The more complicated answer is that it is crucial that you consult with your estate planning attorney to discuss how the process must be completed from beginning to end to ensure proper titling of the real property.
During an estate plan review, one of the critical elements of the review is to ensure that there is proper funding of all of the assets to the Trust. In other words, all of the assets must be properly titled to the Trust.
It is possible to refinance property that is titled to the Trust; however, most lending institutions require that the property be titled in the individual name(s) of the owners, rather than titled to the Trust to proceed with the refinance. In order to accomplish this requirement, a deed must be prepared removing the property from the Trust and titling the property into the name of the individual owner(s). Once the refinance is completed, another deed must be prepared titling the property from the individual owner(s) back to the Trust.

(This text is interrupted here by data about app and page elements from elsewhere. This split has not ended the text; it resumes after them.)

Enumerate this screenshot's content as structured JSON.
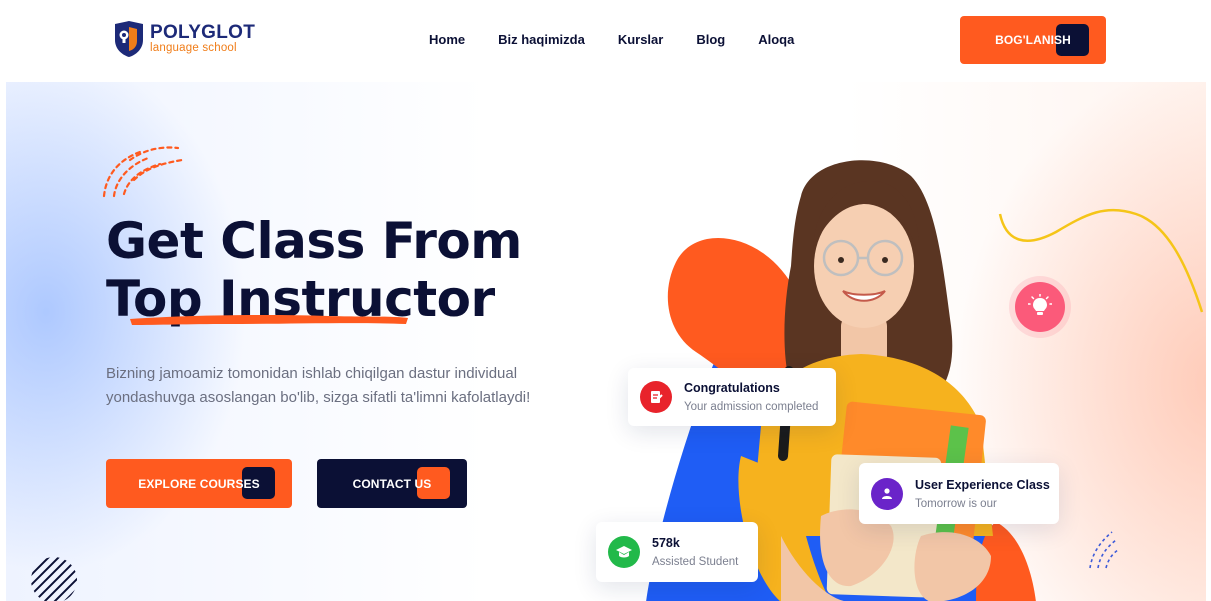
{
  "brand": {
    "name": "POLYGLOT",
    "tagline": "language school",
    "colors": {
      "primary": "#1d2a78",
      "accent": "#f07d19"
    }
  },
  "nav": {
    "items": [
      {
        "label": "Home"
      },
      {
        "label": "Biz haqimizda"
      },
      {
        "label": "Kurslar"
      },
      {
        "label": "Blog"
      },
      {
        "label": "Aloqa"
      }
    ],
    "cta_label": "BOG'LANISH"
  },
  "hero": {
    "title_line1": "Get Class From",
    "title_line2_prefix": "Top ",
    "title_line2_highlight": "Instructor",
    "description": "Bizning jamoamiz tomonidan ishlab chiqilgan dastur individual yondashuvga asoslangan bo'lib, sizga sifatli ta'limni kafolatlaydi!",
    "primary_button": "EXPLORE COURSES",
    "secondary_button": "CONTACT US"
  },
  "cards": {
    "admission": {
      "title": "Congratulations",
      "subtitle": "Your admission completed",
      "icon": "document-icon",
      "color": "#e8232b"
    },
    "ux_class": {
      "title": "User Experience Class",
      "subtitle": "Tomorrow is our",
      "icon": "user-class-icon",
      "color": "#6a24c9"
    },
    "students": {
      "title": "578k",
      "subtitle": "Assisted Student",
      "icon": "graduation-cap-icon",
      "color": "#22b94a"
    }
  },
  "colors": {
    "orange": "#ff5a1f",
    "navy": "#0b1035",
    "blue_blob": "#1f5df5",
    "yellow_line": "#f5c518",
    "bulb": "#fb5a7a"
  }
}
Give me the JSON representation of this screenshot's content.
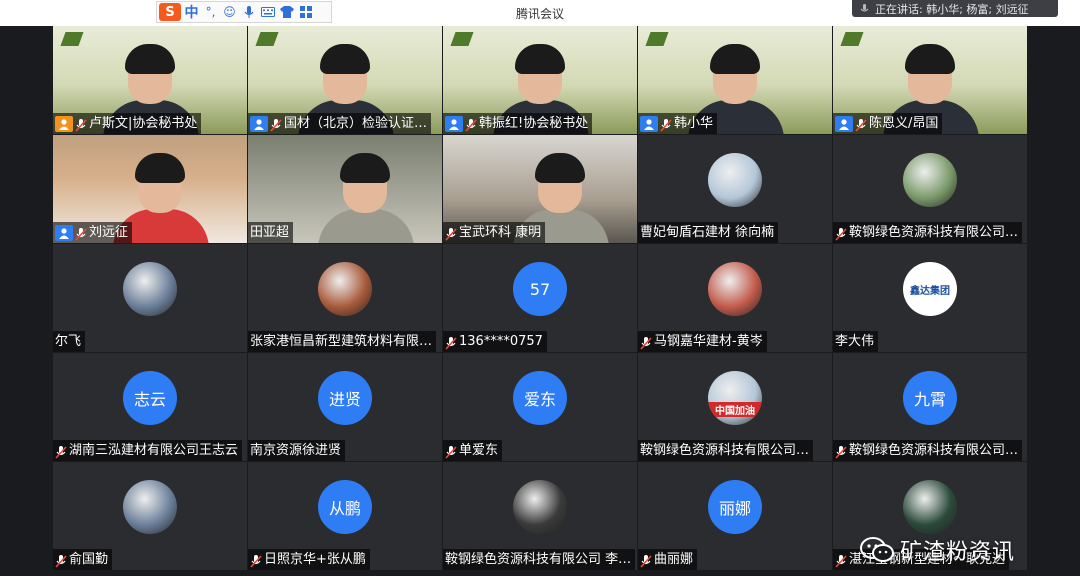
{
  "ime": {
    "logo": "S",
    "lang": "中",
    "items": [
      "°,",
      "☺",
      "mic-icon",
      "keyboard-icon",
      "shirt-icon",
      "grid-icon"
    ]
  },
  "window": {
    "title": "腾讯会议"
  },
  "speaking": {
    "text": "正在讲话: 韩小华; 杨富; 刘远征"
  },
  "participants": [
    {
      "name": "卢斯文|协会秘书处",
      "badge": "host",
      "type": "video"
    },
    {
      "name": "国材（北京）检验认证…",
      "badge": "user",
      "type": "video"
    },
    {
      "name": "韩振红!协会秘书处",
      "badge": "user",
      "type": "video"
    },
    {
      "name": "韩小华",
      "badge": "user",
      "type": "video"
    },
    {
      "name": "陈恩义/昂国",
      "badge": "user",
      "type": "video"
    },
    {
      "name": "刘远征",
      "badge": "user",
      "type": "video"
    },
    {
      "name": "田亚超",
      "badge": "none",
      "type": "video"
    },
    {
      "name": "宝武环科 康明",
      "badge": "muted",
      "type": "video"
    },
    {
      "name": "曹妃甸盾石建材 徐向楠",
      "badge": "none",
      "type": "avatar-photo"
    },
    {
      "name": "鞍钢绿色资源科技有限公司…",
      "badge": "muted",
      "type": "avatar-photo"
    },
    {
      "name": "尔飞",
      "badge": "none",
      "type": "avatar-photo"
    },
    {
      "name": "张家港恒昌新型建筑材料有限…",
      "badge": "none",
      "type": "avatar-photo"
    },
    {
      "name": "136****0757",
      "badge": "muted",
      "type": "avatar-initial",
      "initial": "57"
    },
    {
      "name": "马钢嘉华建材-黄岑",
      "badge": "muted",
      "type": "avatar-photo"
    },
    {
      "name": "李大伟",
      "badge": "none",
      "type": "avatar-logo",
      "logo": "鑫达集团"
    },
    {
      "name": "湖南三泓建材有限公司王志云",
      "badge": "muted",
      "type": "avatar-initial",
      "initial": "志云"
    },
    {
      "name": "南京资源徐进贤",
      "badge": "none",
      "type": "avatar-initial",
      "initial": "进贤"
    },
    {
      "name": "单爱东",
      "badge": "muted",
      "type": "avatar-initial",
      "initial": "爱东"
    },
    {
      "name": "鞍钢绿色资源科技有限公司…",
      "badge": "none",
      "type": "avatar-photo",
      "caption": "中国加油"
    },
    {
      "name": "鞍钢绿色资源科技有限公司…",
      "badge": "muted",
      "type": "avatar-initial",
      "initial": "九霄"
    },
    {
      "name": "俞国勤",
      "badge": "muted",
      "type": "avatar-photo"
    },
    {
      "name": "日照京华+张从鹏",
      "badge": "muted",
      "type": "avatar-initial",
      "initial": "从鹏"
    },
    {
      "name": "鞍钢绿色资源科技有限公司 李…",
      "badge": "none",
      "type": "avatar-photo"
    },
    {
      "name": "曲丽娜",
      "badge": "muted",
      "type": "avatar-initial",
      "initial": "丽娜"
    },
    {
      "name": "湛江宝钢新型建材～耿克达",
      "badge": "muted",
      "type": "avatar-photo"
    }
  ],
  "watermark": {
    "text": "矿渣粉资讯"
  },
  "colors": {
    "accent": "#2f7df5",
    "host": "#f29320",
    "muted": "#e74c3c",
    "stage": "#1a1b1e"
  }
}
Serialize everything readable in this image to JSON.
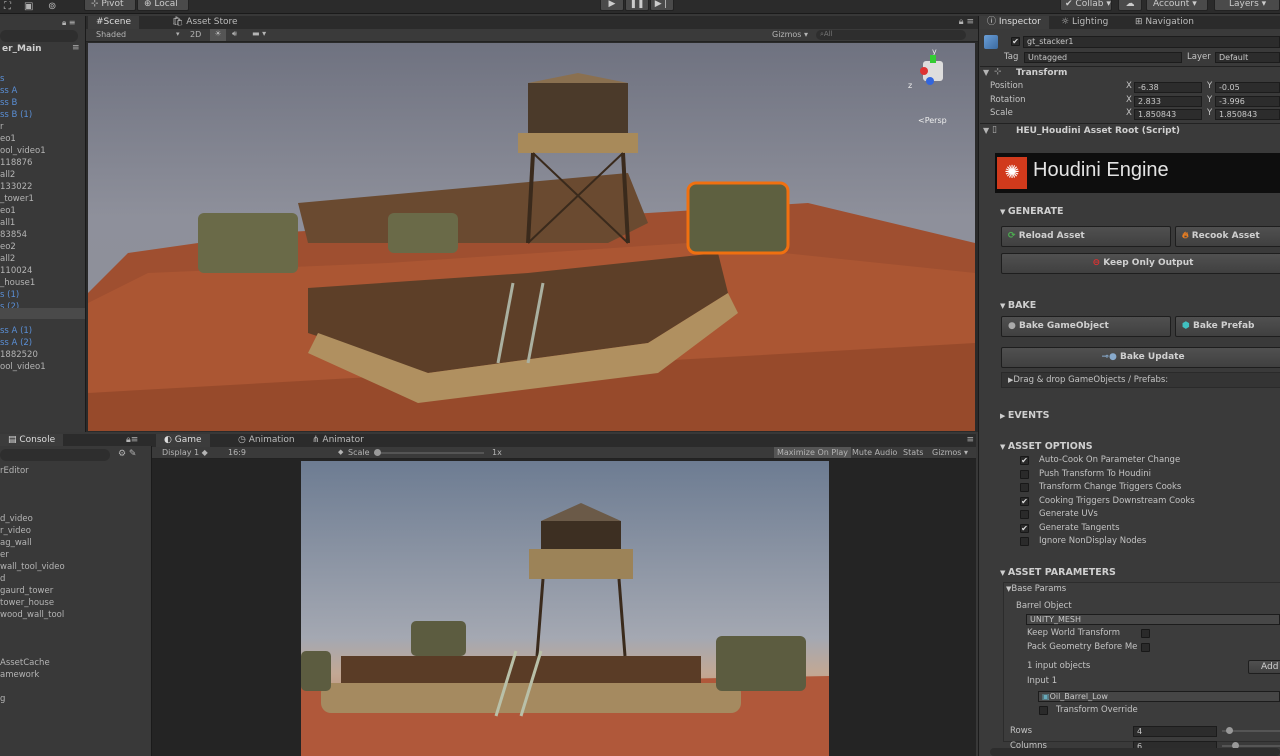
{
  "toolbar": {
    "pivot": "Pivot",
    "local": "Local",
    "collab": "Collab",
    "account": "Account",
    "layers": "Layers"
  },
  "hierarchy": {
    "title": "er_Main",
    "items": [
      {
        "label": "",
        "blue": false
      },
      {
        "label": "s",
        "blue": true
      },
      {
        "label": "ss A",
        "blue": true
      },
      {
        "label": "ss B",
        "blue": true
      },
      {
        "label": "ss B (1)",
        "blue": true
      },
      {
        "label": "r",
        "blue": false
      },
      {
        "label": "eo1",
        "blue": false
      },
      {
        "label": "ool_video1",
        "blue": false
      },
      {
        "label": "118876",
        "blue": false
      },
      {
        "label": "all2",
        "blue": false
      },
      {
        "label": "133022",
        "blue": false
      },
      {
        "label": "_tower1",
        "blue": false
      },
      {
        "label": "eo1",
        "blue": false
      },
      {
        "label": "all1",
        "blue": false
      },
      {
        "label": "83854",
        "blue": false
      },
      {
        "label": "eo2",
        "blue": false
      },
      {
        "label": "all2",
        "blue": false
      },
      {
        "label": "110024",
        "blue": false
      },
      {
        "label": "_house1",
        "blue": false
      },
      {
        "label": "s (1)",
        "blue": true
      },
      {
        "label": "s (2)",
        "blue": true
      },
      {
        "label": "",
        "blue": false
      },
      {
        "label": "ss A (1)",
        "blue": true
      },
      {
        "label": "ss A (2)",
        "blue": true
      },
      {
        "label": "1882520",
        "blue": false
      },
      {
        "label": "ool_video1",
        "blue": false
      }
    ]
  },
  "scene": {
    "tab": "Scene",
    "asset_store_tab": "Asset Store",
    "shaded": "Shaded",
    "mode2d": "2D",
    "gizmos": "Gizmos",
    "search_placeholder": "All",
    "persp": "Persp"
  },
  "console": {
    "tab": "Console",
    "items": [
      "rEditor",
      "",
      "",
      "",
      "d_video",
      "r_video",
      "ag_wall",
      "er",
      "wall_tool_video",
      "d",
      "gaurd_tower",
      "tower_house",
      "wood_wall_tool",
      "",
      "",
      "",
      "AssetCache",
      "amework",
      "",
      "g"
    ]
  },
  "game": {
    "tab": "Game",
    "animation_tab": "Animation",
    "animator_tab": "Animator",
    "display": "Display 1",
    "aspect": "16:9",
    "scale_label": "Scale",
    "scale_value": "1x",
    "maximize": "Maximize On Play",
    "mute": "Mute Audio",
    "stats": "Stats",
    "gizmos": "Gizmos"
  },
  "inspector": {
    "tab": "Inspector",
    "lighting_tab": "Lighting",
    "navigation_tab": "Navigation",
    "object_name": "gt_stacker1",
    "tag_label": "Tag",
    "tag_value": "Untagged",
    "layer_label": "Layer",
    "layer_value": "Default",
    "transform": {
      "title": "Transform",
      "rows": [
        {
          "label": "Position",
          "x": "-6.38",
          "y": "-0.05"
        },
        {
          "label": "Rotation",
          "x": "2.833",
          "y": "-3.996"
        },
        {
          "label": "Scale",
          "x": "1.850843",
          "y": "1.850843"
        }
      ]
    },
    "script_title": "HEU_Houdini Asset Root (Script)",
    "banner": "Houdini Engine",
    "generate": {
      "title": "GENERATE",
      "reload": "Reload Asset",
      "recook": "Recook Asset",
      "keep": "Keep Only Output"
    },
    "bake": {
      "title": "BAKE",
      "bake_go": "Bake GameObject",
      "bake_prefab": "Bake Prefab",
      "bake_update": "Bake Update",
      "drag": "Drag & drop GameObjects / Prefabs:"
    },
    "events": "EVENTS",
    "asset_options": {
      "title": "ASSET OPTIONS",
      "items": [
        {
          "label": "Auto-Cook On Parameter Change",
          "checked": "✔"
        },
        {
          "label": "Push Transform To Houdini",
          "checked": ""
        },
        {
          "label": "Transform Change Triggers Cooks",
          "checked": ""
        },
        {
          "label": "Cooking Triggers Downstream Cooks",
          "checked": "✔"
        },
        {
          "label": "Generate UVs",
          "checked": ""
        },
        {
          "label": "Generate Tangents",
          "checked": "✔"
        },
        {
          "label": "Ignore NonDisplay Nodes",
          "checked": ""
        }
      ]
    },
    "asset_params": {
      "title": "ASSET PARAMETERS",
      "base": "Base Params",
      "barrel": "Barrel Object",
      "unity_mesh": "UNITY_MESH",
      "keep_world": "Keep World Transform",
      "pack_geo": "Pack Geometry Before Me",
      "inputs": "1 input objects",
      "add": "Add",
      "input1": "Input 1",
      "barrel_asset": "Oil_Barrel_Low",
      "transform_override": "Transform Override",
      "rows_label": "Rows",
      "rows_value": "4",
      "columns_label": "Columns",
      "columns_value": "6"
    }
  }
}
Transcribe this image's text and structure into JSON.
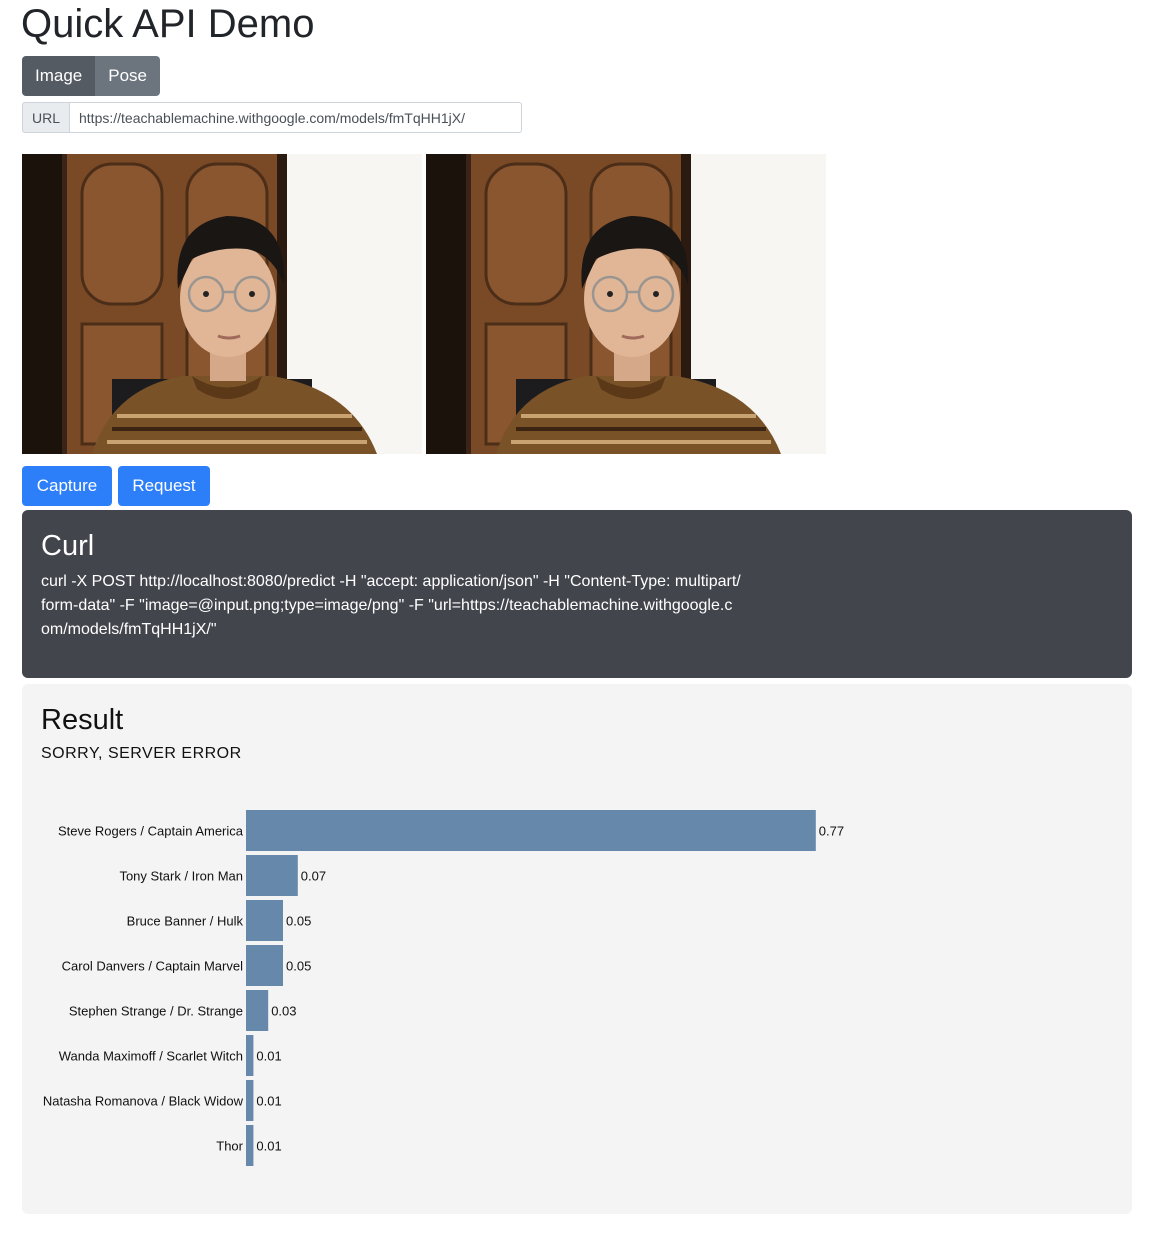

I often refer to this deed work as the “volleyball game”, because the titling of the property is essentially going back and forth during the refinance process. Unfortunately, it is the second deed getting the property back over the volleyball net (titled to the Trust) that is often forgotten during the refinance process.
Please see one of our experienced estate planning attorneys to review your estate plan to ensure all of your assets are on the right side of the net.
Morris Hall Can Protect You in Today’s Litigious Society:
We live in a litigious society, where over 1 million lawsuits are filed every year in America alone. Financial predators are looking for ways to take funds from others and often use litigation as their means to do so. At Morris Hall we provide your assets and your loved ones with important protections that can prevent financial predators from taking advantage of you. We do this through proper and current estate planning techniques. With an MH living trust, we can also protect your property, assets and loved ones from probate, estate taxes, gift taxes, creditors, Medicaid spend-down, conservatorship or guardianship proceedings, ex-spouses and more. A living trust also keeps your asset and beneficiary information private and secure to avoid giving financial predators information to use against you and your family. Without a living trust, this information will be made public. For those living in Arizona, we serve the areas of Phoenix, Mesa, Gilbert, Fountain Hills, Scottsdale, Cave Creek, Prescott, Flagstaff, Sedona, Tucson, Sonoita, Arrowhead, Avondale, Goodyear and Tempe. In New Mexico we serve the areas of Albuquerque, Santa Fe, Las Cruces, Rio Rancho, White Rock, Alamogordo, Truth or Consequences and more. Contact us today at 888.222.1328 to schedule an appointment with an attorney in your area!
This blog should be used for informational purposes only. It does not create an attorney-client relationship with any reader and should not be construed as legal advice. If you need legal advice, please contact an attorney in your community who can assess the specifics of your situation.